rent just for those components of payments.
Ricardo imagined land as of different qualities, even when viewed only in terms of indestructible properties, but imagined the existing quantities of lands of each quality as not something ever increased by human action. And, in the context of his models, he concluded that rent were not determined by its cost of manufacture nor otherwise by some minimum below which the land-owner could not afford to produce it; rent, according to Ricardo, were purely an artefact of monopoly in the provision of land.
So long as this belief prevailed, it was natural for economists to extend the use of the word
rent to other payments which they regarded as perfectly analogous. The word
rent came to stand for any payment above and beyond the minimum necessary to effect an exchange were there a non-monopolistic market. And, even when most economists moved away from Ricardo's theory, as classical economics yielded to more thorough-going marginalism, they held onto this extended use of the term
Because this use of
rent can certainly be confusing, both when economists are interacting with lay-persons and when economists are attempting to discuss markets in which commodities are leased, sometimes instead of the bald word
rent, they use the term
economic rent. (This solution is imperfect, as that term can in ordinary language refer to a leasing payment which is in some sense reasonable for a lessee or potential lessee to bear.)
Economic rent, and the pursuit of rent — called
rent-seeking — are considered quite important by most economists.
Rent-seeking, perhaps often unconscious but certainly almost never acknowledged, is wide-spread, and explains a very great deal of the political process.
Rents cannot be paid unless they are paid by someone; often, those paying them do not even realize that they are bearing these costs, or mistake their sources. Worse, rents typically transfer wealth inefficiently, with more lost by whoever is made to pay the rent than would be lost by some other transfer mechanism. Still worse, rent-seeking imposes costs even when it is unsuccessful.
Within a neo-classical framework,
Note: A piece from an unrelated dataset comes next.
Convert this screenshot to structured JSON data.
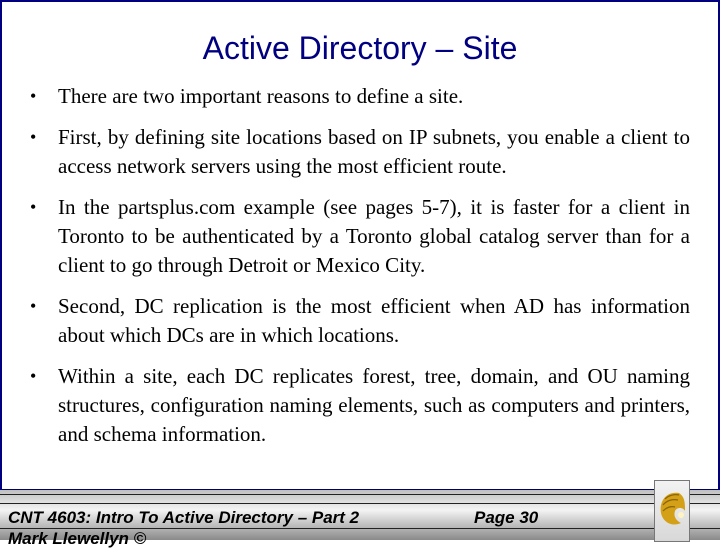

economic rent) might be alternately be defined as something given in exchange, above and beyond the opportunity cost of producing that for which it is exchanged. When the frequent assumptions of complete preferences, continuous divisibility of goods and of services, and ignorability of small costs hold, this new definition is equivalent to the original definition. But, exactly because one ought not to over-commit to those assumptions, it is best not to adopt the alternate definition as such.
I have encountered professors of economics asserting things to be rents that certainly were not. For example, one simply declared that the salary of a specific basketball player were a rent, but the professor had lost himself in a taxonomy which imagined the player simply as playing basketball or as idling. In fact, the player could have played for teams other than the one that hired him, and could have applied his abilities to something other than playing in professional basketball. If there were a rent in his salary, it may not even have been the major portion.
* This entry is primarily infrastructural. I want to be able to refer to rent and to rent-seeking in later entries, without there defining the associated terms.